Specifically, why would you require a very large X? Shouldn’t you value value both possibilities at 0, because you’re dead either way?
There are TONS of moments I forget, but they _do_ leave residue. Either in income, effect on other people, or environmental improvements (the lightbulb I changed continues to work). Not sure if this scenario removes or carries forward unconscious changes in habits or mental pathways, but for real memory loss, victims tend to retain some amount of such changes, even if they don’t consciously remember doing so.
I also value human joy in the abstract. Whether some other person, or some un-remembered version of me experiences it, there is value.
If you give a very very large value, do you also believe that all mortal lives are very-low-value, as they won’t have any memory once they die?
10 days of connected experience vs X days of disconnected experience? Honestly, I can’t compound experiences/values very much in 10 days, so the amnesia doesn’t cost that much—somewhere between 11 and 20 days seems reasonable to me.
I know people with severe memory problems, and they enjoy life a significant fraction (at least 10%, perhaps 80%, some days over 100%) as much as they might if they remembered yesterday.
This question gets much harder for 2, 10, or 50 years. The amount of joy/satisfaction/impact that can be had in those timeframes by building on previous days, is perhaps orders of magnitude higher if an agent has continuity than if not.
Ah, I think I understand better—I was assuming a much stronger statement of what social choice function is rational for everyone to have, rather than just that there exists a (very large) set of social choice functions, and it it rational for an agent to have any of them, even if it massively differs from other agents’ functions.
Thanks for taking the time down this rabbit hole to clarify it for me.
Useful pointers. I do remember those conversations, of course, and I think the objections (and valid uses) remain—one can learn from unlikely or impossible hypotheticals, but it takes extra steps to specify why some parts of it would be applicable to real situations. I also remember the decoupling vs contextualizing discussion, and hadn’t connected it to this topic—I’m going to have to think more before I really understand whether Newcomb-like problems have clear enough paths to applicability that they can be decoupled by default or whether there’s a default context I can just apply to make sense of them.

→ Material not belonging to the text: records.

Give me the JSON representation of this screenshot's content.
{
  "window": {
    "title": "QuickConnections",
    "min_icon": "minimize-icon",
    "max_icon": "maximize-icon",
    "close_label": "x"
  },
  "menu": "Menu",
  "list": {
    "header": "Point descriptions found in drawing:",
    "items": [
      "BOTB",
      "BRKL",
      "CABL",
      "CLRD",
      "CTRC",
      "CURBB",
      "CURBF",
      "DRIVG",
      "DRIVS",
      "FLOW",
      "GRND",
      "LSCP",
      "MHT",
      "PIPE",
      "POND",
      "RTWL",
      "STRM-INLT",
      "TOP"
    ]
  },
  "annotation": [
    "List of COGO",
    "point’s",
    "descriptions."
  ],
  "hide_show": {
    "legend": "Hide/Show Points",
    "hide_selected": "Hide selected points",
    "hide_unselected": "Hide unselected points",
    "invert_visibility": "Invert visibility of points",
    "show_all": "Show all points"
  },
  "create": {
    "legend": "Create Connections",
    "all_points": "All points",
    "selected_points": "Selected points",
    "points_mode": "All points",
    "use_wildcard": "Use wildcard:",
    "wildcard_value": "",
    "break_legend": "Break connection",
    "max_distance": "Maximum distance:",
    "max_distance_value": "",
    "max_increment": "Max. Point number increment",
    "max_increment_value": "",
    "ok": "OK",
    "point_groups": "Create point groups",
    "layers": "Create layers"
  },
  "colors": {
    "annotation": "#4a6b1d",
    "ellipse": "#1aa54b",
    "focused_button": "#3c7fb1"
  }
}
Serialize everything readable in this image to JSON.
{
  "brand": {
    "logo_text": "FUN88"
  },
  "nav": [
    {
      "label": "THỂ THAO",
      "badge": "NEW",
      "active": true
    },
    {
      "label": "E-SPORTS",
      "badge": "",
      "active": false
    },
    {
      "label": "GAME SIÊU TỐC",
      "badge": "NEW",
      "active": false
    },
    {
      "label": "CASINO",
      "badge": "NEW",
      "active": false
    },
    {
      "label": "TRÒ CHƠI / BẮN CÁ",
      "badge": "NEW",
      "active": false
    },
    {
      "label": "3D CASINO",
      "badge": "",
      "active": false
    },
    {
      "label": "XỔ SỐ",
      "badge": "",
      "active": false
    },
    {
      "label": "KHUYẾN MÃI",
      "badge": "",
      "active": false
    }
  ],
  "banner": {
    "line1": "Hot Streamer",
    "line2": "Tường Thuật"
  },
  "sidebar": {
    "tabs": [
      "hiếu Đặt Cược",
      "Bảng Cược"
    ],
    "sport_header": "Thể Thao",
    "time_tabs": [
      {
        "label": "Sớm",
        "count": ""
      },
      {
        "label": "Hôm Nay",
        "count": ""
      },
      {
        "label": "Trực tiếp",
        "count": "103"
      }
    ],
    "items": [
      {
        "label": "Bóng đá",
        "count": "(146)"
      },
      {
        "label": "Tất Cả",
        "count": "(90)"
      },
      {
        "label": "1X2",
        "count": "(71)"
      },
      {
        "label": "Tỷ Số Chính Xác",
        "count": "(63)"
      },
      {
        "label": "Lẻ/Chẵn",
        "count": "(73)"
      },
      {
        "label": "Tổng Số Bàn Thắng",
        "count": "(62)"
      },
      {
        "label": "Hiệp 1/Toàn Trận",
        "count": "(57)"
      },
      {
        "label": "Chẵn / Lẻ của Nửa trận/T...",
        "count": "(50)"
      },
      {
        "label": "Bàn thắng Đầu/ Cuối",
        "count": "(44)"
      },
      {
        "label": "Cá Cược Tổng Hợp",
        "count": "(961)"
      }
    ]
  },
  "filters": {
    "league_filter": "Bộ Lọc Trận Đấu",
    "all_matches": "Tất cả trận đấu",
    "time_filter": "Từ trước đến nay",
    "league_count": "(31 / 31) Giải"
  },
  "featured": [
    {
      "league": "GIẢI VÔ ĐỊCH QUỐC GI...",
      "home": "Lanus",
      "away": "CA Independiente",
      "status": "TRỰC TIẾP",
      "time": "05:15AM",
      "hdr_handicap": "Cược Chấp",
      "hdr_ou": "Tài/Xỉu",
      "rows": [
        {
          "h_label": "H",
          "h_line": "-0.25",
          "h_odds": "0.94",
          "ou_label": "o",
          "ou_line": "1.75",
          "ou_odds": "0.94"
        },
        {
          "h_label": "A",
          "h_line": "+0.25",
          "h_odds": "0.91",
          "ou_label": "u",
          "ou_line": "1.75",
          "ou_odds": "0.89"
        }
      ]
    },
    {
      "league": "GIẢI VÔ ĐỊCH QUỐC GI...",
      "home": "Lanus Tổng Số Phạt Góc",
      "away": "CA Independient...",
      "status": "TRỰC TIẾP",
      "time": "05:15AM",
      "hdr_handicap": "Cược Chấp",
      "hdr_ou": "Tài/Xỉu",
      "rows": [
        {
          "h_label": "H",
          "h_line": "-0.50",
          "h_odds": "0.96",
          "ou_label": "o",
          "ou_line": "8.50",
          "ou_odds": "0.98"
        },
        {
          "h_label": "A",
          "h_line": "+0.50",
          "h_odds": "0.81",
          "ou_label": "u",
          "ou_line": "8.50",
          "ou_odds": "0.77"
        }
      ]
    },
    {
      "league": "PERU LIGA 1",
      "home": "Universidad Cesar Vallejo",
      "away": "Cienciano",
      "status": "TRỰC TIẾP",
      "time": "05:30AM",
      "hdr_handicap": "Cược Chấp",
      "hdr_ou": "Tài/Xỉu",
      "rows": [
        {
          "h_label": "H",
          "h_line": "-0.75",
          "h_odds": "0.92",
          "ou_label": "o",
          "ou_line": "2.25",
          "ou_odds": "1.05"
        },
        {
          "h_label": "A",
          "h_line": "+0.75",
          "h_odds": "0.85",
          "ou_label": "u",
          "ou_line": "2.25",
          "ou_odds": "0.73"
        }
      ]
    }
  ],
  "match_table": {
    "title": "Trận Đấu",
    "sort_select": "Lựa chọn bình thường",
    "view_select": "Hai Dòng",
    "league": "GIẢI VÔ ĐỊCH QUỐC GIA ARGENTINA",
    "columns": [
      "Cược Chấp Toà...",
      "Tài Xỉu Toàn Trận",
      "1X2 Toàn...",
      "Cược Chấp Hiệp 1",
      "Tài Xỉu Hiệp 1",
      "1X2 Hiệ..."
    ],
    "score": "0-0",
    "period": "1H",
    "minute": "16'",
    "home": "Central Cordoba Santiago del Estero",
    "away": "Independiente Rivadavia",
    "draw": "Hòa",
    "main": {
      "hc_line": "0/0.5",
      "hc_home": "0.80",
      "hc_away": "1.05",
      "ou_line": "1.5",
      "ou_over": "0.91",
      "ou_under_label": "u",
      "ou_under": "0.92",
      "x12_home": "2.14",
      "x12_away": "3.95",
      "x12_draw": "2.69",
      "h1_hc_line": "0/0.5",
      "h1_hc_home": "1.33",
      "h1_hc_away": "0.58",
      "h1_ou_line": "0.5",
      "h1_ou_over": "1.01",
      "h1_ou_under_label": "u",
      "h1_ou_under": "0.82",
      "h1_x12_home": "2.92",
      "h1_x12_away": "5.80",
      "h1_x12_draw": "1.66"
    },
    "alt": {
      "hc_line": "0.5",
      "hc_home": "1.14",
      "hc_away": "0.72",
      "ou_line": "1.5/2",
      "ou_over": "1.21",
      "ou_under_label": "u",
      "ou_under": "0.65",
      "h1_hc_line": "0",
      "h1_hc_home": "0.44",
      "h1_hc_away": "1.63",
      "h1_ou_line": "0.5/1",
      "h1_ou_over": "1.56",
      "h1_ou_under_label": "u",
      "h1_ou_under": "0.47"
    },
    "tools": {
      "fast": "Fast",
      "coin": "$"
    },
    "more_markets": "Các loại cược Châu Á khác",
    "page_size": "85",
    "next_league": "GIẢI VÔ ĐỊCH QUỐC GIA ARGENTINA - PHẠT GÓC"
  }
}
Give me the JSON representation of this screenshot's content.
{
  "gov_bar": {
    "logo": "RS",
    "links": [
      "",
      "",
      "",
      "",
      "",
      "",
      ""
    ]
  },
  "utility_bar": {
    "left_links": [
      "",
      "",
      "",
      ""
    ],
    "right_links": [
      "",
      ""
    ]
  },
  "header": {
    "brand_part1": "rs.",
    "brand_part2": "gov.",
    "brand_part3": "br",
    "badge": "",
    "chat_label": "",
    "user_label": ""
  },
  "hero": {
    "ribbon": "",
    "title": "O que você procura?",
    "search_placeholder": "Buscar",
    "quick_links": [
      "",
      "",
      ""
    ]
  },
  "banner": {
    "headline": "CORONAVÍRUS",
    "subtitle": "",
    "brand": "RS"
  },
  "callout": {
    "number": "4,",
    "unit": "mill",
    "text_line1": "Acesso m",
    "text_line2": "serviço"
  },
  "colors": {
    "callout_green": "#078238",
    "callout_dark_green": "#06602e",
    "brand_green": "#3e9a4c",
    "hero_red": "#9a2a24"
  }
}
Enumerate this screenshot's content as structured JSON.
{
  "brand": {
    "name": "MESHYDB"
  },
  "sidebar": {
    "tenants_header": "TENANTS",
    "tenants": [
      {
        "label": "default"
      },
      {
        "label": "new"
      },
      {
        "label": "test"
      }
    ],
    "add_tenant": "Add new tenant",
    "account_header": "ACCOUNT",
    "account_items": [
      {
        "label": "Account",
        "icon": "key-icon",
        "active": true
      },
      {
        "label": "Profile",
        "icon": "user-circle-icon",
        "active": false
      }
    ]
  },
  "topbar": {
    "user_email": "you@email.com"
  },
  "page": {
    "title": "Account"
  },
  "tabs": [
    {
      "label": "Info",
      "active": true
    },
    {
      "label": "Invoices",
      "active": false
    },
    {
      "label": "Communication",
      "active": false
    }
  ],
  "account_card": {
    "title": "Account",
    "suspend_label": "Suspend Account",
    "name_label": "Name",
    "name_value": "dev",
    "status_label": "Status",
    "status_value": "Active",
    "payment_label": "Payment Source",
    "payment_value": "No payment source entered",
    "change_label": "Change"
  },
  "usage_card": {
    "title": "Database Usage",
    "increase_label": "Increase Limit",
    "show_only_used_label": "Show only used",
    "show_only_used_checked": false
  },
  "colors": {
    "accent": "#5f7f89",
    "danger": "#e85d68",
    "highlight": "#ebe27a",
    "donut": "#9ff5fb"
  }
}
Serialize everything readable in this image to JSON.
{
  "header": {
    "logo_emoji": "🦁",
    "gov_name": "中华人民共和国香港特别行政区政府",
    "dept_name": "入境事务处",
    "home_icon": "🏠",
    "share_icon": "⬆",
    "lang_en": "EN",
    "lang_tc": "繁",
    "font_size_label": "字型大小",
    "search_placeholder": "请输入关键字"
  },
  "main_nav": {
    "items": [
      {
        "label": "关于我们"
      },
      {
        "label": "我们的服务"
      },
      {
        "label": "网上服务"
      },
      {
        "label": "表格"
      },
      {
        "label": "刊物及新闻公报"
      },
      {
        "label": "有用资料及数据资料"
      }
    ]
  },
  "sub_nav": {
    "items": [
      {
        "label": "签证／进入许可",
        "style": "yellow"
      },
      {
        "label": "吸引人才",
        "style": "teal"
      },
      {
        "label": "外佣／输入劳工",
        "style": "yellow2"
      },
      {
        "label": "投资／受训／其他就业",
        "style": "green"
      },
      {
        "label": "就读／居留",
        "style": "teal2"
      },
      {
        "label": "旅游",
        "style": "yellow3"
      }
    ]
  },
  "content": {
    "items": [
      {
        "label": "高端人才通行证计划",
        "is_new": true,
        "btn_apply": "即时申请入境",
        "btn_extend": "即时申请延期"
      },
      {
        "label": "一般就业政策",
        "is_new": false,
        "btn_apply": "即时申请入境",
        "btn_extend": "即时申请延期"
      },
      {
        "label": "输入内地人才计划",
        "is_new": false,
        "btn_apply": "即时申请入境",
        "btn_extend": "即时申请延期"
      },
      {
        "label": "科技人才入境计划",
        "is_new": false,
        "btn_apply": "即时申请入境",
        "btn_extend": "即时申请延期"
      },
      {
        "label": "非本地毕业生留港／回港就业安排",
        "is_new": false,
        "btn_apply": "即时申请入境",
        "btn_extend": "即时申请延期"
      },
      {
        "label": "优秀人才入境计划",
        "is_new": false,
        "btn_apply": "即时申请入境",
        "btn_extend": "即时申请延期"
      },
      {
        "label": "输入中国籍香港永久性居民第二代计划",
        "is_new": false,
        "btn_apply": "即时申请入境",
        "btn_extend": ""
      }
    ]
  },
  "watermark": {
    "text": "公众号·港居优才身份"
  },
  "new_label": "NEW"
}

If you think the identical processes and level of caution should be used for an emergent pandemic as for relatively small-scale long-standing viruses, you’re not doing cost/benefit analysis very well. It’s very hard for me to simultaneously believe that it’s so risky that we should all avoid travel and most leisure activities, AND that the vaccine is so unimportant that we shouldn’t accept more risks than we otherwise would.
I’ll respond to Natalie Dean’s quote, because they’re easy bullet points.
Gives people a false sense of security if efficacy is really low
Perhaps true, but efficacy would have to be ridiculously low for it to be a net loss. Which will show in early trials and uses.
Diverts resources away from other interventions (fixing testing!)
Makes it harder to evaluate better vaccines
Only to the extent that it’s effective and very common. Which is a good outcome in itself.
More than a 6-month delay would? I doubt it.
Erodes trust in the process
That implies that anyone trusts the process now.
An easier illustration is “Monty doesn’t open any doors, he just gives the player to stay with their chosen door, or switch to ALL of the other doors”. This is isomorphic to showing losers for all but one of the other doors.
Like the original, it’s somewhat ambiguous if you don’t specify that Monty will do this regardless of whether the player guessed right the first time.